* Assignment
Return copies of the lines below that mention "title".

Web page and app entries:
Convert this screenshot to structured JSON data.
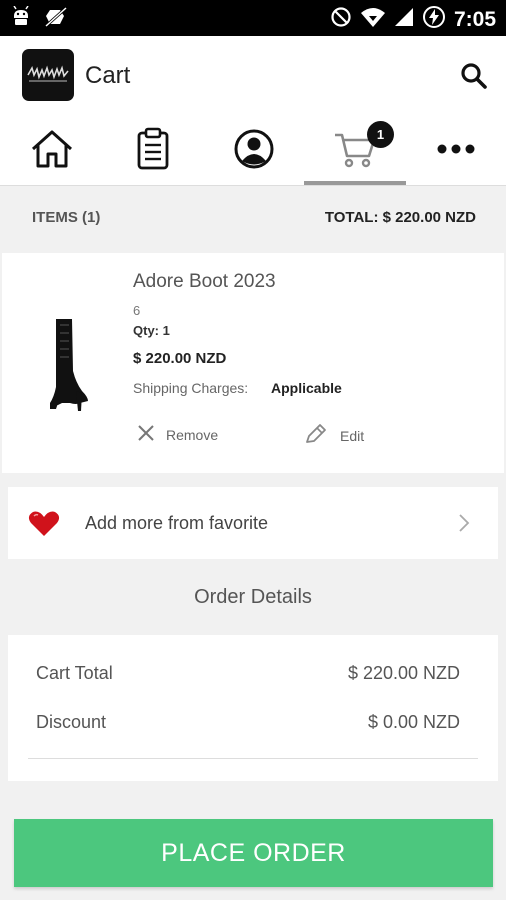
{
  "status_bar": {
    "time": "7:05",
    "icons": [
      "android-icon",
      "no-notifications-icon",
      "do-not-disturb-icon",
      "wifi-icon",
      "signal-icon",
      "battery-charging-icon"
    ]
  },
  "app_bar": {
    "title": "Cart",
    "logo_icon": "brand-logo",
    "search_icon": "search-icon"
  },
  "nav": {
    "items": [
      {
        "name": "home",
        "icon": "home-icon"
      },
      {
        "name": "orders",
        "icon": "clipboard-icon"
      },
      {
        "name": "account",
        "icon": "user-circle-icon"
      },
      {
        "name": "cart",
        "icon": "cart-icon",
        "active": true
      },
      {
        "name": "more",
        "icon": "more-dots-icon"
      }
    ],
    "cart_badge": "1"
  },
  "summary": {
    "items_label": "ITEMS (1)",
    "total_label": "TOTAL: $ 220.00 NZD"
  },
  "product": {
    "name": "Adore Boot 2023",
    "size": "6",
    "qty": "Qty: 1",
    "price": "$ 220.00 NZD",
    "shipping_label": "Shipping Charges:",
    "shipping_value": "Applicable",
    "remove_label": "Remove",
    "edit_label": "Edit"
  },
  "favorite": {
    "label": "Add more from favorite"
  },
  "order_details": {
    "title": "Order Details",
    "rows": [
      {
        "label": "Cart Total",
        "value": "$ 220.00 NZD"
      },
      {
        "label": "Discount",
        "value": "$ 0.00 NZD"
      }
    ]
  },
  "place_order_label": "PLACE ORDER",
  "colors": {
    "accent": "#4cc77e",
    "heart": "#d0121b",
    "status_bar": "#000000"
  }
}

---

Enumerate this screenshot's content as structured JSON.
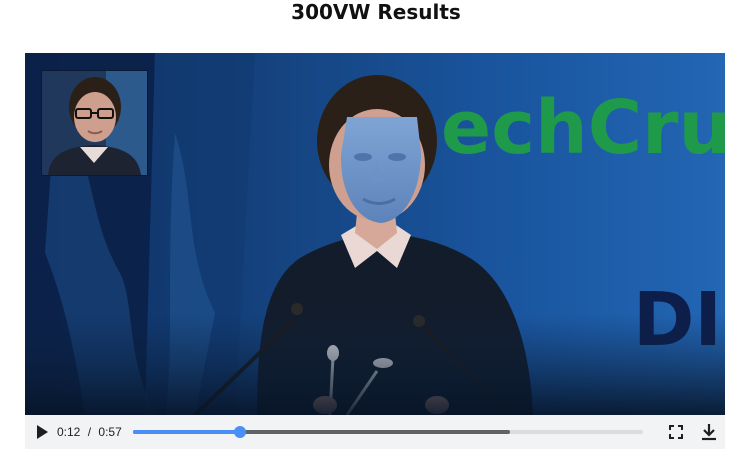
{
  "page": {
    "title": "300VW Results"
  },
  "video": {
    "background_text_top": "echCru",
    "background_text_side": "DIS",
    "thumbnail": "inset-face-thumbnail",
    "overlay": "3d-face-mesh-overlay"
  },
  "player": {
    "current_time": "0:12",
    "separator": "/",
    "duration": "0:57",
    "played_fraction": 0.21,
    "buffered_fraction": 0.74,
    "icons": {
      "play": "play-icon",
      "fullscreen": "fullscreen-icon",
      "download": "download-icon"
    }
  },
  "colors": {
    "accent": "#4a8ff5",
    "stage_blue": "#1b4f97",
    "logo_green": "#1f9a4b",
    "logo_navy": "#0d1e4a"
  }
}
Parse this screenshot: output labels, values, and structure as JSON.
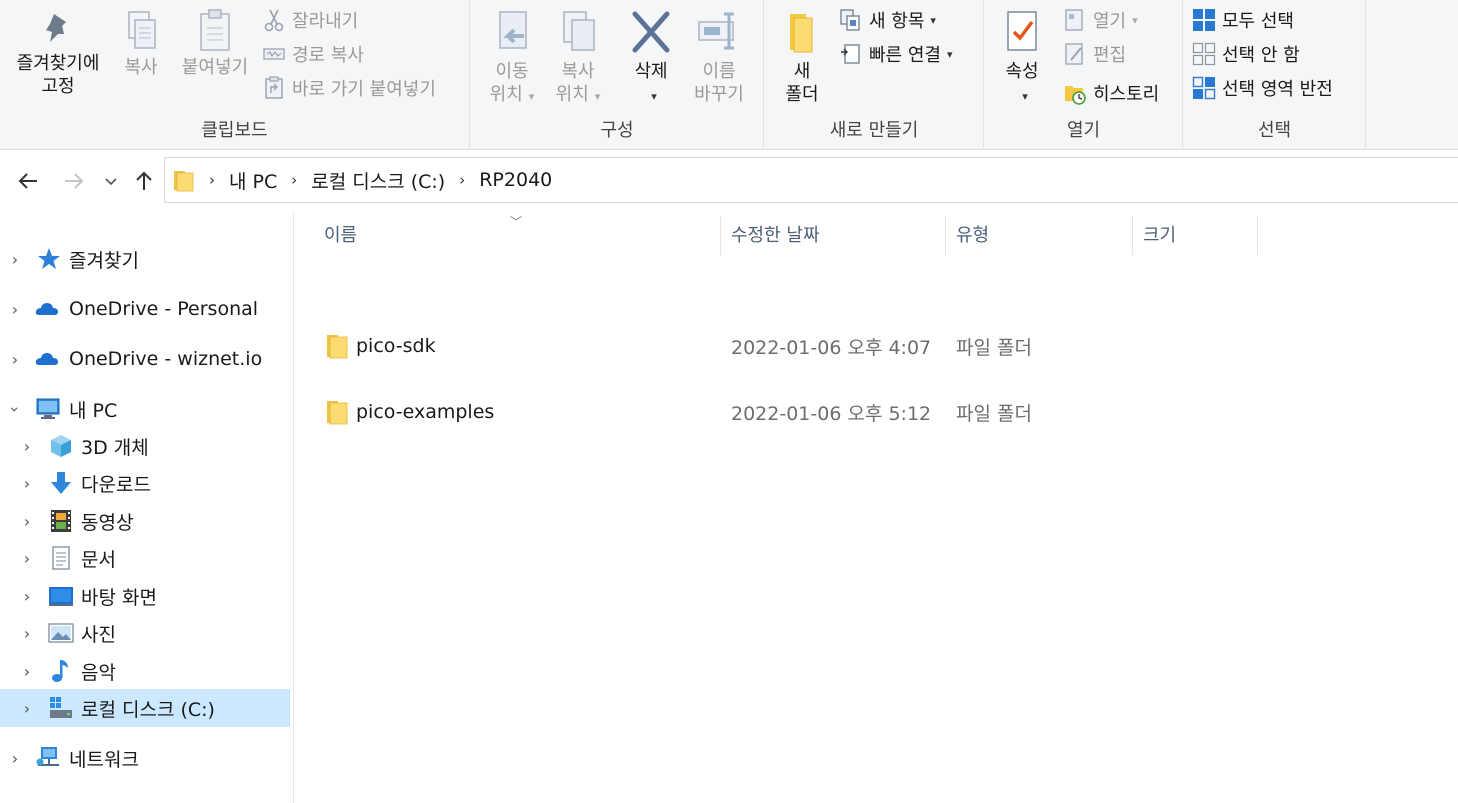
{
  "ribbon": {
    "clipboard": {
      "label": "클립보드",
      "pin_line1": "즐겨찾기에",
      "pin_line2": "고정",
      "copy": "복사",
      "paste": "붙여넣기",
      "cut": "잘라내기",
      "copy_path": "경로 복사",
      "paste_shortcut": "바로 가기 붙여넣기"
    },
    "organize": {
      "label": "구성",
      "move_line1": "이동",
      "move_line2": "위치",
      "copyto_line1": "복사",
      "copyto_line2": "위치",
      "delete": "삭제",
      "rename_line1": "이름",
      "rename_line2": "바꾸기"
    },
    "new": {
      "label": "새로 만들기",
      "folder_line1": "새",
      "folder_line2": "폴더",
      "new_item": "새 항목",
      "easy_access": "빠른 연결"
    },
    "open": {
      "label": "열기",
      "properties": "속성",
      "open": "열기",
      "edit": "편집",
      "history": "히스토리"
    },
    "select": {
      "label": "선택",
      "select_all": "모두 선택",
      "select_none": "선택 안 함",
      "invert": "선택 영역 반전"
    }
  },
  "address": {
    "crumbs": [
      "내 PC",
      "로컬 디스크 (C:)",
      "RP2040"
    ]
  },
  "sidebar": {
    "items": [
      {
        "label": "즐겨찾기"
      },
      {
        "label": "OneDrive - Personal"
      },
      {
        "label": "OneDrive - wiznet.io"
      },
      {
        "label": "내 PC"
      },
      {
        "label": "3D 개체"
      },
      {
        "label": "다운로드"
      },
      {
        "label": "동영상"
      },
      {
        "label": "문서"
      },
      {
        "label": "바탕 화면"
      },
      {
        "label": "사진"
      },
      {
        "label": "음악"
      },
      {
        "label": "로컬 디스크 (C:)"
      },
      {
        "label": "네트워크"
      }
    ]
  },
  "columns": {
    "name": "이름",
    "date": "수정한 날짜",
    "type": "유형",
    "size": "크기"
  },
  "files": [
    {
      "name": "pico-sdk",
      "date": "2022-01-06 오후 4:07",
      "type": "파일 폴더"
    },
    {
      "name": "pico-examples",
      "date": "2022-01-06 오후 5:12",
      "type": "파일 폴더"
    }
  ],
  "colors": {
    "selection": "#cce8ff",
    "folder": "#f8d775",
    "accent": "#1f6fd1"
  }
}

* Your solution
    "title": "Cart",
    "title": "Order Details",
    "title": "300VW Results"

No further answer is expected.